- **TASK STATEMENT**
The required result is the number of lines below that hold the word "users", stated without anything else.

Records contained in a dataset:
──────

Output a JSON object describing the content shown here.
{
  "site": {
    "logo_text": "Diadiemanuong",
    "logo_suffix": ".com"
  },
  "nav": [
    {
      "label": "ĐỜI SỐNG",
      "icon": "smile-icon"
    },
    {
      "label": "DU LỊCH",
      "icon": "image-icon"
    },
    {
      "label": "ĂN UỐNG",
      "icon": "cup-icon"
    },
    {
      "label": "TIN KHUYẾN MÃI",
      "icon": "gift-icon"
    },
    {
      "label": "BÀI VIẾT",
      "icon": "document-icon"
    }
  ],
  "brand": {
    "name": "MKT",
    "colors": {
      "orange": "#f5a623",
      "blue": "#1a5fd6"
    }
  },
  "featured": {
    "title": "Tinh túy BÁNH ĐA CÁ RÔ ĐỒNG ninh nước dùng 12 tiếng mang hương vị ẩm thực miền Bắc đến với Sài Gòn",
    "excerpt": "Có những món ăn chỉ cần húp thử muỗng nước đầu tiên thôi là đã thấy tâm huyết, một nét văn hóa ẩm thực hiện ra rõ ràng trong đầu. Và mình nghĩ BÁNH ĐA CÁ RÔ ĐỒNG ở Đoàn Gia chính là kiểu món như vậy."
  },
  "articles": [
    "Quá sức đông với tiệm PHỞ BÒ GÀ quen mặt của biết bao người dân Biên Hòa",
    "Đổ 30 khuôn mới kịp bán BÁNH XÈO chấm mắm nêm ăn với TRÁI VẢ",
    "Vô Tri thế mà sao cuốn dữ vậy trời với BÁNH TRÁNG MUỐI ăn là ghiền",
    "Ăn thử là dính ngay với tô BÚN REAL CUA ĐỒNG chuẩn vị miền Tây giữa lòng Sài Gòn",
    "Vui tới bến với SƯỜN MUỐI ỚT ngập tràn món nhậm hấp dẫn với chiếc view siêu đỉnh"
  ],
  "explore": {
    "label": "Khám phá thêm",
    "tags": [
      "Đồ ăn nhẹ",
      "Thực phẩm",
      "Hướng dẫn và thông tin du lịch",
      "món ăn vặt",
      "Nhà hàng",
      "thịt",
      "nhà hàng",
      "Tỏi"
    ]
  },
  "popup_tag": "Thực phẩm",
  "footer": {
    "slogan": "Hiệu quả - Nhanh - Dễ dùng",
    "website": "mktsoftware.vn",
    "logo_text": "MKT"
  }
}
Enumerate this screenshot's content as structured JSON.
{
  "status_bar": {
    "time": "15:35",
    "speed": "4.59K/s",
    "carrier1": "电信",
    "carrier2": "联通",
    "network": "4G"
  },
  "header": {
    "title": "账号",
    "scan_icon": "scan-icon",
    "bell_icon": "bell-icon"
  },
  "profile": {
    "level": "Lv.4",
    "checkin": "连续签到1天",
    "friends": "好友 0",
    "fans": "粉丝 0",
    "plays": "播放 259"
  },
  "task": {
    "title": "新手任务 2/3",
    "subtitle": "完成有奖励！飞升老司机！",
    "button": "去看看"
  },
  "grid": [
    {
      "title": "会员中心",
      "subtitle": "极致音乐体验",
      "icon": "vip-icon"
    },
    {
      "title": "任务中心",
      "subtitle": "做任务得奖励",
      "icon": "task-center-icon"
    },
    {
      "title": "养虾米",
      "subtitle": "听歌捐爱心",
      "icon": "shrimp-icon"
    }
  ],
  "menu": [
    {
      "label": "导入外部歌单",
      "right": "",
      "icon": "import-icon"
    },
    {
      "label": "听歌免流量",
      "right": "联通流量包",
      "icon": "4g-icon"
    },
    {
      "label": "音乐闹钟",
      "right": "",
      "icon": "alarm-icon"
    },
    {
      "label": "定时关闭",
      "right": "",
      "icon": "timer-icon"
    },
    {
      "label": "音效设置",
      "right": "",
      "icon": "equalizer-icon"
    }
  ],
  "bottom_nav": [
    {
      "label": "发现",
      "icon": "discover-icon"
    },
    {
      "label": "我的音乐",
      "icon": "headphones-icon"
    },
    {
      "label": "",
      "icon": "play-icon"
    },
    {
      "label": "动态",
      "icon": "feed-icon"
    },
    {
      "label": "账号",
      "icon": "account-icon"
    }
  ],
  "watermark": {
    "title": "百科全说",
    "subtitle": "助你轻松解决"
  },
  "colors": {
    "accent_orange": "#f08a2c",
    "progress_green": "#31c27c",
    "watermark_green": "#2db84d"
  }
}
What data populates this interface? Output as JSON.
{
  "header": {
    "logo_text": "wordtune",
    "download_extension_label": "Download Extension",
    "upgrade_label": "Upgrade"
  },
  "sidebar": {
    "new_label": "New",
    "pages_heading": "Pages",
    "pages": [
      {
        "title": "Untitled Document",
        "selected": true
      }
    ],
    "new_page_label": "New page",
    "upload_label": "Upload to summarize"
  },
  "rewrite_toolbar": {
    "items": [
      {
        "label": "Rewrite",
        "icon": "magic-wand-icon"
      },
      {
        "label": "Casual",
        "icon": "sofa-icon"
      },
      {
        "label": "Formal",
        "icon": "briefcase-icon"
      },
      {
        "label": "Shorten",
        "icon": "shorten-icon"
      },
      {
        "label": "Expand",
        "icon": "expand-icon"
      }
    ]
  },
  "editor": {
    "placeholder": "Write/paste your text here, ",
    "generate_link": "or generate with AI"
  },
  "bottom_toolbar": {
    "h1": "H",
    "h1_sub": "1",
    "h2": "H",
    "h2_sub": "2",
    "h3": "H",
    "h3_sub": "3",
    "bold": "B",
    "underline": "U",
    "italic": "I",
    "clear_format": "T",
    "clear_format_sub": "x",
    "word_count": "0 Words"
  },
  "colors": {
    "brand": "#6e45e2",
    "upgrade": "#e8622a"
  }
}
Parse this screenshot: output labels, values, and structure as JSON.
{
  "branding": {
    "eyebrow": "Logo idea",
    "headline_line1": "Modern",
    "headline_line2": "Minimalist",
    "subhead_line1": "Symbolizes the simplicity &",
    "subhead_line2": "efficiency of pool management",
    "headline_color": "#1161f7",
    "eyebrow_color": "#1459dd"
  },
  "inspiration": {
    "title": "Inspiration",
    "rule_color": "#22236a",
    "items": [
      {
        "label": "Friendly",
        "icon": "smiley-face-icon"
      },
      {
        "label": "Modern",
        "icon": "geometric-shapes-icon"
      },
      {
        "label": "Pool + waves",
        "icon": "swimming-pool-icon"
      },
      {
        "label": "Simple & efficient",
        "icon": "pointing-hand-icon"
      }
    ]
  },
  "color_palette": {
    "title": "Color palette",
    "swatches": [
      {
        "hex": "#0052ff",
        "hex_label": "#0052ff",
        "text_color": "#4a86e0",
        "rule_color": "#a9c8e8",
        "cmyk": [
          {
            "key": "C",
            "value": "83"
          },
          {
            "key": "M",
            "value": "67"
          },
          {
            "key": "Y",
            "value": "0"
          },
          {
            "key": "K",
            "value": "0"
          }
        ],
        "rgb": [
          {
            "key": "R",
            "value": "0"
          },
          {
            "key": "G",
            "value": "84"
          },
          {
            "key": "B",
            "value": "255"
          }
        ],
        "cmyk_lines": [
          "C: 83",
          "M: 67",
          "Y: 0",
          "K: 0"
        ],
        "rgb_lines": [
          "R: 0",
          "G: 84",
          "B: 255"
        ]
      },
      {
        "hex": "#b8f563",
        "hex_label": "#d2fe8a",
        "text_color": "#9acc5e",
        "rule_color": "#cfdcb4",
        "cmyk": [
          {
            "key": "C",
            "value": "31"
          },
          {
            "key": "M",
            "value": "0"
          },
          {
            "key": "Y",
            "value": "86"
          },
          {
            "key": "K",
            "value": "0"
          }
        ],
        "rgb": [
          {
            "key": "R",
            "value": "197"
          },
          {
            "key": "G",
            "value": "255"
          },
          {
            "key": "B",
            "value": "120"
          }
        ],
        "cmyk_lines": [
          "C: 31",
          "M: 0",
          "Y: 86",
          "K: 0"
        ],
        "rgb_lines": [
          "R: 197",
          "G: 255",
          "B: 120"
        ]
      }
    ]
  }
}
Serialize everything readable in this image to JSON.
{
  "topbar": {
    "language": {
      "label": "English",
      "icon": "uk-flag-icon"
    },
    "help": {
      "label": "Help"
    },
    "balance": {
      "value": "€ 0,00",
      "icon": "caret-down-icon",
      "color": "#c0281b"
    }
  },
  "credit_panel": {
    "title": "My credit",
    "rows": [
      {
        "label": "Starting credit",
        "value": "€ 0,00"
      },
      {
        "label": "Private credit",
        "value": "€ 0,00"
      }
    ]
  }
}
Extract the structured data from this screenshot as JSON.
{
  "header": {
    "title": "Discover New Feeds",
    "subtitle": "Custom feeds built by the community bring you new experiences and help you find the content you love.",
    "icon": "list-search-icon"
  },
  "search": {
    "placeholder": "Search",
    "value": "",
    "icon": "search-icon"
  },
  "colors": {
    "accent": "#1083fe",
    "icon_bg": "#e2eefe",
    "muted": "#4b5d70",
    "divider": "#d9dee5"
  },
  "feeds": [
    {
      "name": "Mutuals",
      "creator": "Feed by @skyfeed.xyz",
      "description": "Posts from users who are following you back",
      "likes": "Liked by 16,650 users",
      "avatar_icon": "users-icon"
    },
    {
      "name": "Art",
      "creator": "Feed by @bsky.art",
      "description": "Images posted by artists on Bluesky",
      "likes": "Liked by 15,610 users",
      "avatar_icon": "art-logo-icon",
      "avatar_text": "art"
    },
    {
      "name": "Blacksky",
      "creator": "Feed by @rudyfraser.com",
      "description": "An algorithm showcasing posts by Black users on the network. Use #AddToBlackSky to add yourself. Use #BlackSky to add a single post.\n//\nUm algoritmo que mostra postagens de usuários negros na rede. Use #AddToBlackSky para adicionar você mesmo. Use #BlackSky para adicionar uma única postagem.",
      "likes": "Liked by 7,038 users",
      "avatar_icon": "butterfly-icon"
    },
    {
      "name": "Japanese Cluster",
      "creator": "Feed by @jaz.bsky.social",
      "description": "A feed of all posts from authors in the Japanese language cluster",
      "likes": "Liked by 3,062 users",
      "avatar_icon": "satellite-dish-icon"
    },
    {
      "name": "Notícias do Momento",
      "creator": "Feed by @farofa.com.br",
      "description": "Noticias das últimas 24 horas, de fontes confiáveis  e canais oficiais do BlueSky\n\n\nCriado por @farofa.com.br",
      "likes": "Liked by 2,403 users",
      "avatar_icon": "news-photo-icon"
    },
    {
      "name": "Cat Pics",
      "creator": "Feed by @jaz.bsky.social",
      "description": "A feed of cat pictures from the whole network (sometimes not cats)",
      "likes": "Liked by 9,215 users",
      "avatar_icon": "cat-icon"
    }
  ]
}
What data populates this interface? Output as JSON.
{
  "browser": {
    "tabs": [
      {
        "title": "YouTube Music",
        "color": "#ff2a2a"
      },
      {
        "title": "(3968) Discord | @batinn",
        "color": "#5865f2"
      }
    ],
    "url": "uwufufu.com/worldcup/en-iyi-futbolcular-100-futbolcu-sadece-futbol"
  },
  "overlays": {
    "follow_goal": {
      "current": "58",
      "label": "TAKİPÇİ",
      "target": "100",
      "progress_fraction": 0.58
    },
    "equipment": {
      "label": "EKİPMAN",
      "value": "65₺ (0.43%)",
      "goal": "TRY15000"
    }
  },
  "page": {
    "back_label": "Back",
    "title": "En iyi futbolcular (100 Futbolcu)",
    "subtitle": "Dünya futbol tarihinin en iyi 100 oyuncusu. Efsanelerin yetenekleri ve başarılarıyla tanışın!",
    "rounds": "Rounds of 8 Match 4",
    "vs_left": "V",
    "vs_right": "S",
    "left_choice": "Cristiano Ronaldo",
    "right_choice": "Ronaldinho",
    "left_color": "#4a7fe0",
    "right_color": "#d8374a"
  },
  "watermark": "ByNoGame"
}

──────

- **FINISHED TASK**
9